I can still see my dad wearing his work uniform of a white shirt and pants. I can smell the inside of the bakery. I remember the salt tablet machines and the water fountains and candy machines, all part of my dad’s daily grind. The bakery also served up frustrations; trucks that were delayed or broken down in bad WNY weather. Long hours when my dad didn’t get to come home because he was dealing with one crisis or another. He was an important employee. If someone in our family was out of work you could count on dad to get him into the bakery for at least a while. The company underwent many changes. It was based out of Kansas City and Chicago, locations where my father attended meetings. As it changed hands my dad was offered the chance to relocate and turned it down. After thirty seven years at the same location he had to move on or out. It was a distressing time for him. In 1968 Interstate bought the Millbrook bread division of the National Biscuit Company. My dad worked on their shipping dock in Depew NY until his retirement in 1981. NBC made Dolly Madison and Hostess products, catering to my sweet tooth. In my father’s lifetime the bakery business went from small independent local operations to consolidations.

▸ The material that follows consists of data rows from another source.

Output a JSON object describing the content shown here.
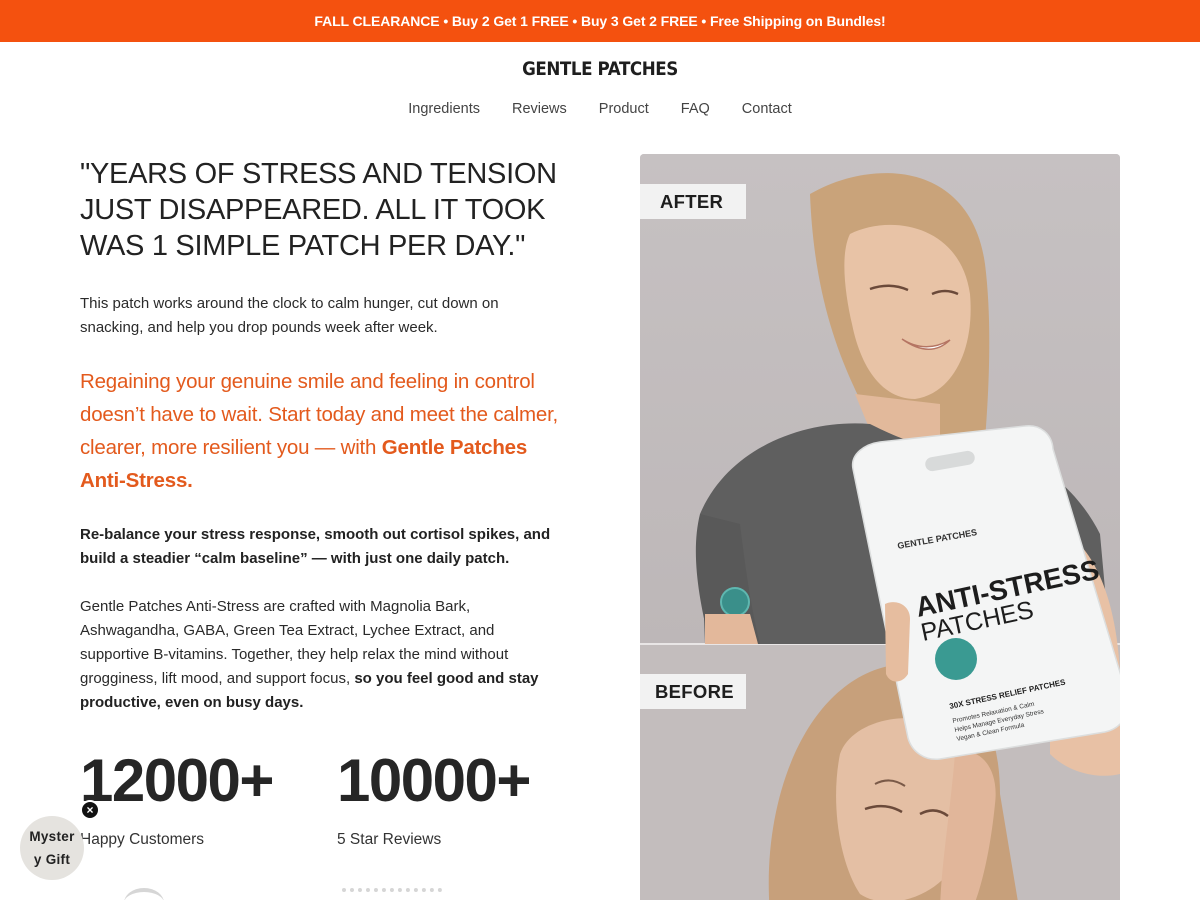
{
  "promo": {
    "text": "FALL CLEARANCE • Buy 2 Get 1 FREE • Buy 3 Get 2 FREE • Free Shipping on Bundles!"
  },
  "brand": {
    "name": "GENTLE PATCHES"
  },
  "nav": {
    "items": [
      {
        "label": "Ingredients"
      },
      {
        "label": "Reviews"
      },
      {
        "label": "Product"
      },
      {
        "label": "FAQ"
      },
      {
        "label": "Contact"
      }
    ]
  },
  "hero": {
    "headline": "\"YEARS OF STRESS AND TENSION JUST DISAPPEARED. ALL IT TOOK WAS 1 SIMPLE PATCH PER DAY.\"",
    "intro": "This patch works around the clock to calm hunger, cut down on snacking, and help you drop pounds week after week.",
    "accent_text": "Regaining your genuine smile and feeling in control doesn’t have to wait. Start today and meet the calmer, clearer, more resilient you — with ",
    "accent_strong": "Gentle Patches Anti-Stress.",
    "bold_para": "Re-balance your stress response, smooth out cortisol spikes, and build a steadier “calm baseline” — with just one daily patch.",
    "body_text": "Gentle Patches Anti-Stress are crafted with Magnolia Bark, Ashwagandha, GABA, Green Tea Extract, Lychee Extract, and supportive B-vitamins. Together, they help relax the mind without grogginess, lift mood, and support focus, ",
    "body_strong": "so you feel good and stay productive, even on busy days."
  },
  "stats": [
    {
      "number": "12000+",
      "label": "Happy Customers"
    },
    {
      "number": "10000+",
      "label": "5 Star Reviews"
    }
  ],
  "photo": {
    "after_label": "AFTER",
    "before_label": "BEFORE",
    "pack_brand": "GENTLE PATCHES",
    "pack_title_1": "ANTI-STRESS",
    "pack_title_2": "PATCHES",
    "pack_count": "30X STRESS RELIEF PATCHES",
    "pack_lines": [
      "Promotes Relaxation & Calm",
      "Helps Manage Everyday Stress",
      "Vegan & Clean Formula"
    ]
  },
  "mystery_gift": {
    "label": "Mystery Gift",
    "close": "×"
  }
}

Today, when I go into a grocery store and see the ‘bakery’ department it does not meet the expectations of my childhood. Gressman’s, the German bakery I visited as a kid with my hand out for a free cookie sample, baked my wedding cake fifty years ago. Three tiers with roses for twenty-five dollars. Costanzo’s bakery was famous for crispy hard rolls. You can still buy them. Vin-Chets tiny fruit pastries and delicious pies are now in Dash’s markets. Hugs was the bakery on the way to church when I was a kid. My brother remembers his classmates standing three rows deep on a Friday morning before school started, crossing their fingers that the crème puffs and éclairs would hold out until they got to the front row. Just the other day I stopped at the P & R bakery in the Town of Tonawanda. A very old lady was behind the counter as I selected cutout cookies for my grandkids. She was there thirty five years ago when I lived down the street and bought doughnuts for my own kids. Shelburne Farms in Vermont boasts a bakery. Small, with tantalizing aromas. You can watch the bread being made by the workers in white uniforms, then pick out your purchase off of the metal rack. I wanted to open my own bakery; a “Dessertery” with a drive-through window. You could pick up your burger at one place and then drive over to my place to pick up your dessert. I am too old now to do all of that work. I will just get out my coloring book.
Pat Webdale is a freelance writer who lives in Fredonia N.Y. where she raised six children. She is now known to nine grandchildren as MaPatty. Pat has retired after twenty years as a payroll clerk at Brooks Memorial. Pat won a Woman’s Day and American Library Association writing award in 2003. She has had numerous articles published and has appeared as a public speaker on a range of issues.
After her daughter Kendra was killed in 1999, Pat and her family were instrumental in passing an Assisted Outpatient Treatment law in New York State designed to bring treatment to those who suffer from a mental illness. She is a former board member of NAMI New York State. Email: email@example.com.